Component data from apps and pages:
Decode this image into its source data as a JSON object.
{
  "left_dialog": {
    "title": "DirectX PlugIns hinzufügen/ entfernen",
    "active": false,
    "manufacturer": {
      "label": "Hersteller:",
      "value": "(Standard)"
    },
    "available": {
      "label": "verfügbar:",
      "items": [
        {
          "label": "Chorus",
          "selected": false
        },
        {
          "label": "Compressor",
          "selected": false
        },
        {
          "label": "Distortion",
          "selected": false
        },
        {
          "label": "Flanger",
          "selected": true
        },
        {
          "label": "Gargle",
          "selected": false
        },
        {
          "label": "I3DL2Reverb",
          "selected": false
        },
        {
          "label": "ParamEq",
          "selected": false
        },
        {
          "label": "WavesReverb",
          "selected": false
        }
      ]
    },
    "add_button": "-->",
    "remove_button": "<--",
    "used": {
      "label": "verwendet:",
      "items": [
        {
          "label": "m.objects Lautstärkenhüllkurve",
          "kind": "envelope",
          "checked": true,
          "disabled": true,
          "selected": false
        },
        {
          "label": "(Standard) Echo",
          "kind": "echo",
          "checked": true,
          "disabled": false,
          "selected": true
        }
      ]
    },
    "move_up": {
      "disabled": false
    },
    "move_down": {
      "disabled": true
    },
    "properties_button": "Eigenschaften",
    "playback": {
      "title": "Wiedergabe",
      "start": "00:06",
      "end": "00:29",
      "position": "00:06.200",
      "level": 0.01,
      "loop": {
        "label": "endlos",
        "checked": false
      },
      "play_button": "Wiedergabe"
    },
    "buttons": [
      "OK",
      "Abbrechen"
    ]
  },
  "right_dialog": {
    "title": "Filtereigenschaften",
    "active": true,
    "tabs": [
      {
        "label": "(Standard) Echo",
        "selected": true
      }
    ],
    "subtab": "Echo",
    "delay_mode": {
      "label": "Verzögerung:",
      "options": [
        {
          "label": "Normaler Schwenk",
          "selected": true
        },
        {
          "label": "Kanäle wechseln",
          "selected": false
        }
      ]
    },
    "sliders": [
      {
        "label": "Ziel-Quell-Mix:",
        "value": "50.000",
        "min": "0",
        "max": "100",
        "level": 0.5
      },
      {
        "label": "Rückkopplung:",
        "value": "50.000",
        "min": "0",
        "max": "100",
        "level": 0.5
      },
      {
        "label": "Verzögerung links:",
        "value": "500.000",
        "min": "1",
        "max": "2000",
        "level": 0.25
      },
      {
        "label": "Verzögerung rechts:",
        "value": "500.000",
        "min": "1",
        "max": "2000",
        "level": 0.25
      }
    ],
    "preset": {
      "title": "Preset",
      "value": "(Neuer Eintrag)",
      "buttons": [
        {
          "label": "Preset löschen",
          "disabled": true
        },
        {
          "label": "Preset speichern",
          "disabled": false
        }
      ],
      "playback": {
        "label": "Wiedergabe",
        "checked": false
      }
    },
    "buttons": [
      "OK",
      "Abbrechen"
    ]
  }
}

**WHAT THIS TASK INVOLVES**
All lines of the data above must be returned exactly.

**TASK RESULT**
Decode this image into its source data as a JSON object.
{
  "left_dialog": {
    "title": "DirectX PlugIns hinzufügen/ entfernen",
    "active": false,
    "manufacturer": {
      "label": "Hersteller:",
      "value": "(Standard)"
    },
    "available": {
      "label": "verfügbar:",
      "items": [
        {
          "label": "Chorus",
          "selected": false
        },
        {
          "label": "Compressor",
          "selected": false
        },
        {
          "label": "Distortion",
          "selected": false
        },
        {
          "label": "Flanger",
          "selected": true
        },
        {
          "label": "Gargle",
          "selected": false
        },
        {
          "label": "I3DL2Reverb",
          "selected": false
        },
        {
          "label": "ParamEq",
          "selected": false
        },
        {
          "label": "WavesReverb",
          "selected": false
        }
      ]
    },
    "add_button": "-->",
    "remove_button": "<--",
    "used": {
      "label": "verwendet:",
      "items": [
        {
          "label": "m.objects Lautstärkenhüllkurve",
          "kind": "envelope",
          "checked": true,
          "disabled": true,
          "selected": false
        },
        {
          "label": "(Standard) Echo",
          "kind": "echo",
          "checked": true,
          "disabled": false,
          "selected": true
        }
      ]
    },
    "move_up": {
      "disabled": false
    },
    "move_down": {
      "disabled": true
    },
    "properties_button": "Eigenschaften",
    "playback": {
      "title": "Wiedergabe",
      "start": "00:06",
      "end": "00:29",
      "position": "00:06.200",
      "level": 0.01,
      "loop": {
        "label": "endlos",
        "checked": false
      },
      "play_button": "Wiedergabe"
    },
    "buttons": [
      "OK",
      "Abbrechen"
    ]
  },
  "right_dialog": {
    "title": "Filtereigenschaften",
    "active": true,
    "tabs": [
      {
        "label": "(Standard) Echo",
        "selected": true
      }
    ],
    "subtab": "Echo",
    "delay_mode": {
      "label": "Verzögerung:",
      "options": [
        {
          "label": "Normaler Schwenk",
          "selected": true
        },
        {
          "label": "Kanäle wechseln",
          "selected": false
        }
      ]
    },
    "sliders": [
      {
        "label": "Ziel-Quell-Mix:",
        "value": "50.000",
        "min": "0",
        "max": "100",
        "level": 0.5
      },
      {
        "label": "Rückkopplung:",
        "value": "50.000",
        "min": "0",
        "max": "100",
        "level": 0.5
      },
      {
        "label": "Verzögerung links:",
        "value": "500.000",
        "min": "1",
        "max": "2000",
        "level": 0.25
      },
      {
        "label": "Verzögerung rechts:",
        "value": "500.000",
        "min": "1",
        "max": "2000",
        "level": 0.25
      }
    ],
    "preset": {
      "title": "Preset",
      "value": "(Neuer Eintrag)",
      "buttons": [
        {
          "label": "Preset löschen",
          "disabled": true
        },
        {
          "label": "Preset speichern",
          "disabled": false
        }
      ],
      "playback": {
        "label": "Wiedergabe",
        "checked": false
      }
    },
    "buttons": [
      "OK",
      "Abbrechen"
    ]
  }
}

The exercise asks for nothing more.